Workplace mediation is a confidential and informal process used to help resolve workplace problems.
For the employer:
Mediation avoids the need for employers to go through lengthy and expensive grievance procedures.
Mediation concentrates on the reality of the current situation and building practical working relationships going forward.
Adversarial processes (conduct, grievances, employment tribunals etc) tend to be expensive and about winners and losers – ‘who did what, to whom and when.’
- quickly restores healthy and positive working relationships
- is both a timely and cost-effective approach to problem solving
- focuses on the future not the past. It is not about apportioning blame.
- can take place at any time to try and resolve a workplace relationship issue.
Workplace mediation is not about apportioning blame.
Early intervention is ideal but of more importance is that parties are willing to consider mediation as a way forward.
For the employee:
Most people would like work related conflict resolved, sometimes they do not know how to, or they are unable to work through how to make the changes happen.
- resolves conflict quickly in a safe environment
- is a confidential process which encourages people to talk openly to someone impartial without feeling restricted
- empowers the individual parties participating to own issues affecting them
- is not judgmental and it avoids decisions being imposed by other people.
- ensures the outcome of any mediation remains confidential to the parties concerned
Here at the Brighton and Hove Independent Mediation Service (BHIMS) we have a team of highly skilled accredited workplace mediators.
They are trained to work through issues with employers and staff quickly, repairing relationships and restoring a healthy working environment.
- The mediator provides support and an environment for solutions to be found for work-related problems.
- The mediator will provide a safe, secure and calm environment for parties to be heard and have their say and to talk through their views and needs.
- The mediator ensures the discussion is balanced and no-one is disadvantaged through the mediation process.
- An individual meeting is held with each party of a dispute after which a joint meeting is held with all parties.
- Most mediations are concluded in three sessions (two individual and one joint) – mediations wouldnormally be completed in one working day.
Coming together is a beginning, keeping together is progress, working together is success.
Eighty per cent of cases are successful – workplace mediation works!
Mediation is suitable for most issues that relate to conflict or dispute.
Cases most suited are those where the parties concerned are genuinelyinterested in improving the situation for the future – in particular:

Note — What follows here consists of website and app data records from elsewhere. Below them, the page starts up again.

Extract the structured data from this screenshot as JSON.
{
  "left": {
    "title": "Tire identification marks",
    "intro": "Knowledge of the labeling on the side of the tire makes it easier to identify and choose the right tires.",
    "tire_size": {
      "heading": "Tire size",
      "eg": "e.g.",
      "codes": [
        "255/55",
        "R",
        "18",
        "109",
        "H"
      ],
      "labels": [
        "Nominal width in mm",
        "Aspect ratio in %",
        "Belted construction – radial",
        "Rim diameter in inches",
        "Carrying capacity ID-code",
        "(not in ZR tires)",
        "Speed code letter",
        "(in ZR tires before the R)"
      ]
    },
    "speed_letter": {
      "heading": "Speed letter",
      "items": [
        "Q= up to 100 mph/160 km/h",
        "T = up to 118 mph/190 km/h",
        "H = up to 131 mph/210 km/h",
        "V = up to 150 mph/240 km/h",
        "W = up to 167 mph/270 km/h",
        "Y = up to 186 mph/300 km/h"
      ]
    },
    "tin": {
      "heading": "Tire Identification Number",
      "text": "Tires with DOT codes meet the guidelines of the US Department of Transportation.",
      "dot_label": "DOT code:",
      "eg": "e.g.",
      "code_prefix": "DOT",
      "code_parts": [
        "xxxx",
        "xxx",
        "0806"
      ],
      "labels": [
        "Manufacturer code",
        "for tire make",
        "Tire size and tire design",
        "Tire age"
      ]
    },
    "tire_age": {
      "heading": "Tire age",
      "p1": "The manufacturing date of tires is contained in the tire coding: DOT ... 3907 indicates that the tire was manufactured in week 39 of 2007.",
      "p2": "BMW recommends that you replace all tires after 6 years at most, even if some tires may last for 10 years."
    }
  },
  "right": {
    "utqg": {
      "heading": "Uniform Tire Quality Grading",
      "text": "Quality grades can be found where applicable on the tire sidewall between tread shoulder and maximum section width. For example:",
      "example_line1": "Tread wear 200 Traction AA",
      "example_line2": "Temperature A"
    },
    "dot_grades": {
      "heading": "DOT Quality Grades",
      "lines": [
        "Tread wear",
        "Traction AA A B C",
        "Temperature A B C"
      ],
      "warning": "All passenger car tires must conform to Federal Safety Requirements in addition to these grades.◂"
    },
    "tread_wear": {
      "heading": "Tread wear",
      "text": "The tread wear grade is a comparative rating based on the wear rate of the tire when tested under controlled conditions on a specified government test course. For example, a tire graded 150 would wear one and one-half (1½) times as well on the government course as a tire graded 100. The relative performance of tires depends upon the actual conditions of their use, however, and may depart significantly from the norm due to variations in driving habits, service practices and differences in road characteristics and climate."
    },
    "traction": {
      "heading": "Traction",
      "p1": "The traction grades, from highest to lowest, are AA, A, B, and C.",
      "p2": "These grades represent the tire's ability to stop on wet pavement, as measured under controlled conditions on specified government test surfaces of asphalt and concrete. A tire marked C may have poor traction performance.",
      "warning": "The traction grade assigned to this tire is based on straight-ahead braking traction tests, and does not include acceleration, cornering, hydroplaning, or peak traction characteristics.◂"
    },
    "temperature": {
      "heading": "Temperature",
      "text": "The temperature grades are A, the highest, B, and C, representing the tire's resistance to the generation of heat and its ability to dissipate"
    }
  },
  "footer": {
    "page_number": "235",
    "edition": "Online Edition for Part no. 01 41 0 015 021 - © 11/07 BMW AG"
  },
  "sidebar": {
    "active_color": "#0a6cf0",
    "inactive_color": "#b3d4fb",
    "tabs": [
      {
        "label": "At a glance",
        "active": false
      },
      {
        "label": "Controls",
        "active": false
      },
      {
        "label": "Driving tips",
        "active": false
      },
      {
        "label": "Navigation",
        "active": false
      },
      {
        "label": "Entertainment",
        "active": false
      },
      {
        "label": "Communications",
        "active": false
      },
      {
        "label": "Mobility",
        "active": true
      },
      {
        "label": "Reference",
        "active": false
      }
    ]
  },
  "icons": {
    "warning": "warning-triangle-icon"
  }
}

- breakdown of working relationships.
- work-related bullying and or harassment.
- implications and or outcomes of disciplinary proceedings
and or grievances.
- issues surrounding conditions of employment.